* [Work instructions]
Lines containing "部材向き" should be pulled from the material below.

* [Material for this task]
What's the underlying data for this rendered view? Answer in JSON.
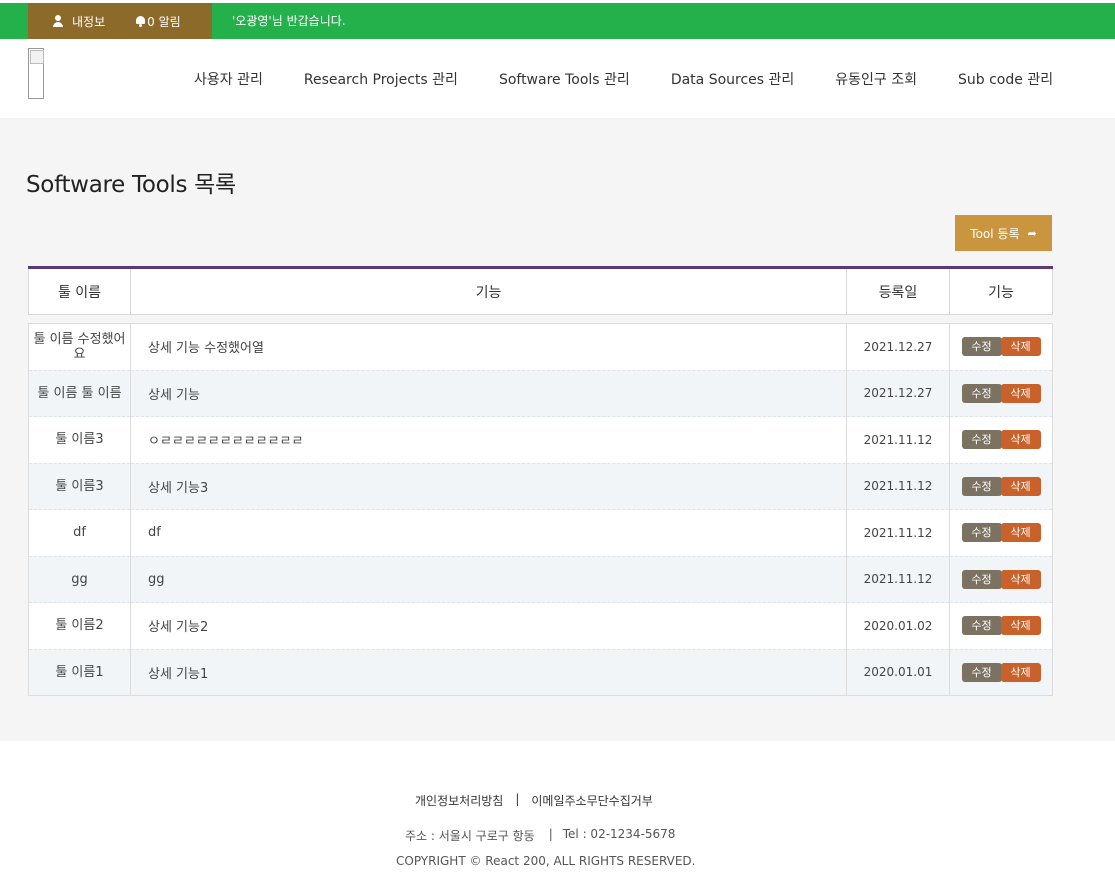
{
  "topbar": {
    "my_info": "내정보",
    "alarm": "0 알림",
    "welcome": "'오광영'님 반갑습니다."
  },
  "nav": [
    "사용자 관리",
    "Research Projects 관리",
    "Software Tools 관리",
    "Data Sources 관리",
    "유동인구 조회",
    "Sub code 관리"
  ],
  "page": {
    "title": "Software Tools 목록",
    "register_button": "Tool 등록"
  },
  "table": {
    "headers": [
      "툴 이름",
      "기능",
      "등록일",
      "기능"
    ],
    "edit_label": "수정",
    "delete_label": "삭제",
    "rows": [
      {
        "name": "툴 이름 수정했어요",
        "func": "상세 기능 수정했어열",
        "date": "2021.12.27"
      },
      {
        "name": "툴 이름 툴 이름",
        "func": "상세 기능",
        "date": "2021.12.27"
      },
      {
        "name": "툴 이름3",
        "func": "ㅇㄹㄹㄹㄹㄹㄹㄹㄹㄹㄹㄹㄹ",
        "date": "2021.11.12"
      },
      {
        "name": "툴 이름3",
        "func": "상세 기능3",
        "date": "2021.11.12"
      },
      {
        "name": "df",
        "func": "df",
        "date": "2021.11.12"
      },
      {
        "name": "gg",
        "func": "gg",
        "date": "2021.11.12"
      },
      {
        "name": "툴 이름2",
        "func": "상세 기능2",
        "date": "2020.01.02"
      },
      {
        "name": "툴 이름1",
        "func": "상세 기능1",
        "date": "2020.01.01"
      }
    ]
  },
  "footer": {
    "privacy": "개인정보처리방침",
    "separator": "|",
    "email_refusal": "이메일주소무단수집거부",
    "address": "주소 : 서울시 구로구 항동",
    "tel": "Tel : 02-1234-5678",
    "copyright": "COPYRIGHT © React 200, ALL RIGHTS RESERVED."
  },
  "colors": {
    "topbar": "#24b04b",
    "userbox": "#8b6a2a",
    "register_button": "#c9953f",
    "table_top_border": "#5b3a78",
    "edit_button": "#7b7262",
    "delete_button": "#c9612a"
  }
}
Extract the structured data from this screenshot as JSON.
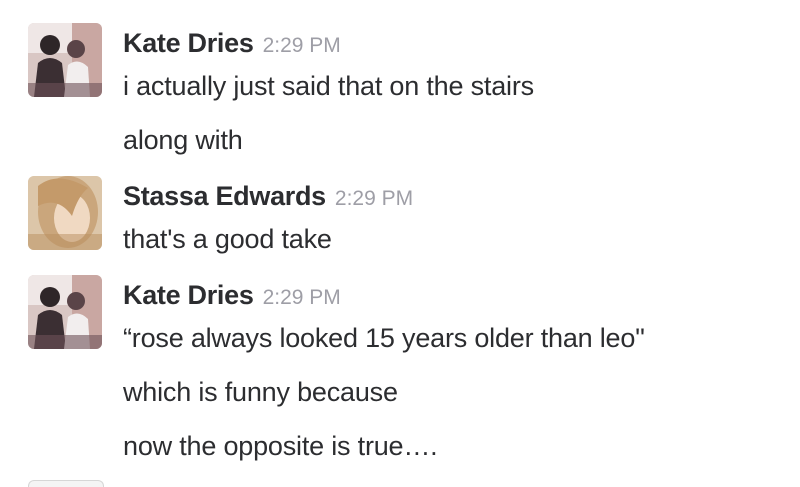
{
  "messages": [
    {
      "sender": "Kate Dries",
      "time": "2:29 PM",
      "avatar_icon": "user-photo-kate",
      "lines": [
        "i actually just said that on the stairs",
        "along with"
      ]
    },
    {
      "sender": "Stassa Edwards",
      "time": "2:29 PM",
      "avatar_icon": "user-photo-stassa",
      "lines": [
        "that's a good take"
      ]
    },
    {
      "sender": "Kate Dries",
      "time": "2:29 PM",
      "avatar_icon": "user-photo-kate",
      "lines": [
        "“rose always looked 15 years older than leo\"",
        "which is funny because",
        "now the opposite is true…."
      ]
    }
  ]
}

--

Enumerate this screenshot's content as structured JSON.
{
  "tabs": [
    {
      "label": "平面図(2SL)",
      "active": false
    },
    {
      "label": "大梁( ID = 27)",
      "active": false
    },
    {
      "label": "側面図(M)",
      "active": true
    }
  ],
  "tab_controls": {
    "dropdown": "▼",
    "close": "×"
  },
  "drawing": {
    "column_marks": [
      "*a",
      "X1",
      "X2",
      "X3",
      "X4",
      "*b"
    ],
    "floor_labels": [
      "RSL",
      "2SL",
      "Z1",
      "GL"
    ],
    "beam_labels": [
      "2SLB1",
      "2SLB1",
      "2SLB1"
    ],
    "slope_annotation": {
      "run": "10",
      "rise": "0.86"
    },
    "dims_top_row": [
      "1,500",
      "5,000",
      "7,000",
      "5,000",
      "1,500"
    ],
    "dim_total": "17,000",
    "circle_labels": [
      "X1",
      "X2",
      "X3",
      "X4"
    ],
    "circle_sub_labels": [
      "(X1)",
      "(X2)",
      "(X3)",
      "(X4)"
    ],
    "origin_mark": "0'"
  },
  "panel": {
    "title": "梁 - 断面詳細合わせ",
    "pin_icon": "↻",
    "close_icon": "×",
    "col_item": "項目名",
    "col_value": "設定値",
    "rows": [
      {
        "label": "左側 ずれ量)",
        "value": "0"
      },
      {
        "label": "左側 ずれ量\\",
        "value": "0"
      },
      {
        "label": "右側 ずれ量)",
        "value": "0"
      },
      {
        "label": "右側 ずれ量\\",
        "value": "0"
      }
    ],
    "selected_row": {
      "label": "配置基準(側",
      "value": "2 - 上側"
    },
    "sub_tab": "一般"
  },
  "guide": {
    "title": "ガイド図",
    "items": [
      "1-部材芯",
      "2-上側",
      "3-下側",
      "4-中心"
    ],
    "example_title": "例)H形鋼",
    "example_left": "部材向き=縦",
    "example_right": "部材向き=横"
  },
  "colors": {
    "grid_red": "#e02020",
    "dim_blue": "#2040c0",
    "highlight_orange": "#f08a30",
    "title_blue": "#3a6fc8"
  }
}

* [Task result]
    "example_left": "部材向き=縦",
    "example_right": "部材向き=横"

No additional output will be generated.